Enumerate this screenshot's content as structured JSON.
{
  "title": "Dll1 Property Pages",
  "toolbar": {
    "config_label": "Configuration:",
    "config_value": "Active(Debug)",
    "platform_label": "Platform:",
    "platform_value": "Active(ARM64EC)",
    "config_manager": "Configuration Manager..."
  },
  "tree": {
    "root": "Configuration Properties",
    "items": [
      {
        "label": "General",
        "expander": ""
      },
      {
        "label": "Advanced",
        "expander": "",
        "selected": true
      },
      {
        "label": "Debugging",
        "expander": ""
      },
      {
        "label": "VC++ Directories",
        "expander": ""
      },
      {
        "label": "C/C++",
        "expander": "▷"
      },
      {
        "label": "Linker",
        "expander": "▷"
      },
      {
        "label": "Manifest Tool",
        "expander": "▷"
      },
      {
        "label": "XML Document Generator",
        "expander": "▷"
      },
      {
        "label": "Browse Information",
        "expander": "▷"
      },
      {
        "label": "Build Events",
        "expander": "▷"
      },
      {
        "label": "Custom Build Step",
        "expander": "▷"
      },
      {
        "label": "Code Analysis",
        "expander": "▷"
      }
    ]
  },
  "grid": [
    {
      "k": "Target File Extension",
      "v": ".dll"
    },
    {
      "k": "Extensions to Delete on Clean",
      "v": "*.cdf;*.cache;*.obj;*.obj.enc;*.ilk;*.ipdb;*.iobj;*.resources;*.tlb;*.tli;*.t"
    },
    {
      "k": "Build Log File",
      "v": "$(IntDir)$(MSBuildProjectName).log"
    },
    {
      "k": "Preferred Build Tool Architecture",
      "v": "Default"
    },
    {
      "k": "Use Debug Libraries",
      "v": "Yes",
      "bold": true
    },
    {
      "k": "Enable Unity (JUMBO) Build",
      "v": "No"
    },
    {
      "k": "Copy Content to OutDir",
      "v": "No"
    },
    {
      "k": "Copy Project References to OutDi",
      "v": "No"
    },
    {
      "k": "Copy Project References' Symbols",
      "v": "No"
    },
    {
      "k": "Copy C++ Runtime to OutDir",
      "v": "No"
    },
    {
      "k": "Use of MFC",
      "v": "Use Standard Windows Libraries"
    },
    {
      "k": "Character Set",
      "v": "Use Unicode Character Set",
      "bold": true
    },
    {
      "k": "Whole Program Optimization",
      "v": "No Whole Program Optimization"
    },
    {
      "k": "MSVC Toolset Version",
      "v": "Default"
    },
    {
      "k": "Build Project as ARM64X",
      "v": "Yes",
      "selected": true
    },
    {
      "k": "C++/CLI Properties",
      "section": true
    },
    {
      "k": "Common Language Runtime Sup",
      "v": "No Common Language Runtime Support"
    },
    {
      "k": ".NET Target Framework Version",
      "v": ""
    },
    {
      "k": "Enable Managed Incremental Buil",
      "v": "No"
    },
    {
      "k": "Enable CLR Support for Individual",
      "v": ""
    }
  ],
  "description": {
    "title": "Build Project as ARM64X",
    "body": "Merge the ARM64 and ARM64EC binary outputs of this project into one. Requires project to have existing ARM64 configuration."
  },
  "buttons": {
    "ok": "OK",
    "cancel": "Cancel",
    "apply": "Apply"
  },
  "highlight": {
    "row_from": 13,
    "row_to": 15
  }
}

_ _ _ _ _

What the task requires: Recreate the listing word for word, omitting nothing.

Worked solution:
Enumerate this screenshot's content as structured JSON.
{
  "title": "Dll1 Property Pages",
  "toolbar": {
    "config_label": "Configuration:",
    "config_value": "Active(Debug)",
    "platform_label": "Platform:",
    "platform_value": "Active(ARM64EC)",
    "config_manager": "Configuration Manager..."
  },
  "tree": {
    "root": "Configuration Properties",
    "items": [
      {
        "label": "General",
        "expander": ""
      },
      {
        "label": "Advanced",
        "expander": "",
        "selected": true
      },
      {
        "label": "Debugging",
        "expander": ""
      },
      {
        "label": "VC++ Directories",
        "expander": ""
      },
      {
        "label": "C/C++",
        "expander": "▷"
      },
      {
        "label": "Linker",
        "expander": "▷"
      },
      {
        "label": "Manifest Tool",
        "expander": "▷"
      },
      {
        "label": "XML Document Generator",
        "expander": "▷"
      },
      {
        "label": "Browse Information",
        "expander": "▷"
      },
      {
        "label": "Build Events",
        "expander": "▷"
      },
      {
        "label": "Custom Build Step",
        "expander": "▷"
      },
      {
        "label": "Code Analysis",
        "expander": "▷"
      }
    ]
  },
  "grid": [
    {
      "k": "Target File Extension",
      "v": ".dll"
    },
    {
      "k": "Extensions to Delete on Clean",
      "v": "*.cdf;*.cache;*.obj;*.obj.enc;*.ilk;*.ipdb;*.iobj;*.resources;*.tlb;*.tli;*.t"
    },
    {
      "k": "Build Log File",
      "v": "$(IntDir)$(MSBuildProjectName).log"
    },
    {
      "k": "Preferred Build Tool Architecture",
      "v": "Default"
    },
    {
      "k": "Use Debug Libraries",
      "v": "Yes",
      "bold": true
    },
    {
      "k": "Enable Unity (JUMBO) Build",
      "v": "No"
    },
    {
      "k": "Copy Content to OutDir",
      "v": "No"
    },
    {
      "k": "Copy Project References to OutDi",
      "v": "No"
    },
    {
      "k": "Copy Project References' Symbols",
      "v": "No"
    },
    {
      "k": "Copy C++ Runtime to OutDir",
      "v": "No"
    },
    {
      "k": "Use of MFC",
      "v": "Use Standard Windows Libraries"
    },
    {
      "k": "Character Set",
      "v": "Use Unicode Character Set",
      "bold": true
    },
    {
      "k": "Whole Program Optimization",
      "v": "No Whole Program Optimization"
    },
    {
      "k": "MSVC Toolset Version",
      "v": "Default"
    },
    {
      "k": "Build Project as ARM64X",
      "v": "Yes",
      "selected": true
    },
    {
      "k": "C++/CLI Properties",
      "section": true
    },
    {
      "k": "Common Language Runtime Sup",
      "v": "No Common Language Runtime Support"
    },
    {
      "k": ".NET Target Framework Version",
      "v": ""
    },
    {
      "k": "Enable Managed Incremental Buil",
      "v": "No"
    },
    {
      "k": "Enable CLR Support for Individual",
      "v": ""
    }
  ],
  "description": {
    "title": "Build Project as ARM64X",
    "body": "Merge the ARM64 and ARM64EC binary outputs of this project into one. Requires project to have existing ARM64 configuration."
  },
  "buttons": {
    "ok": "OK",
    "cancel": "Cancel",
    "apply": "Apply"
  },
  "highlight": {
    "row_from": 13,
    "row_to": 15
  }
}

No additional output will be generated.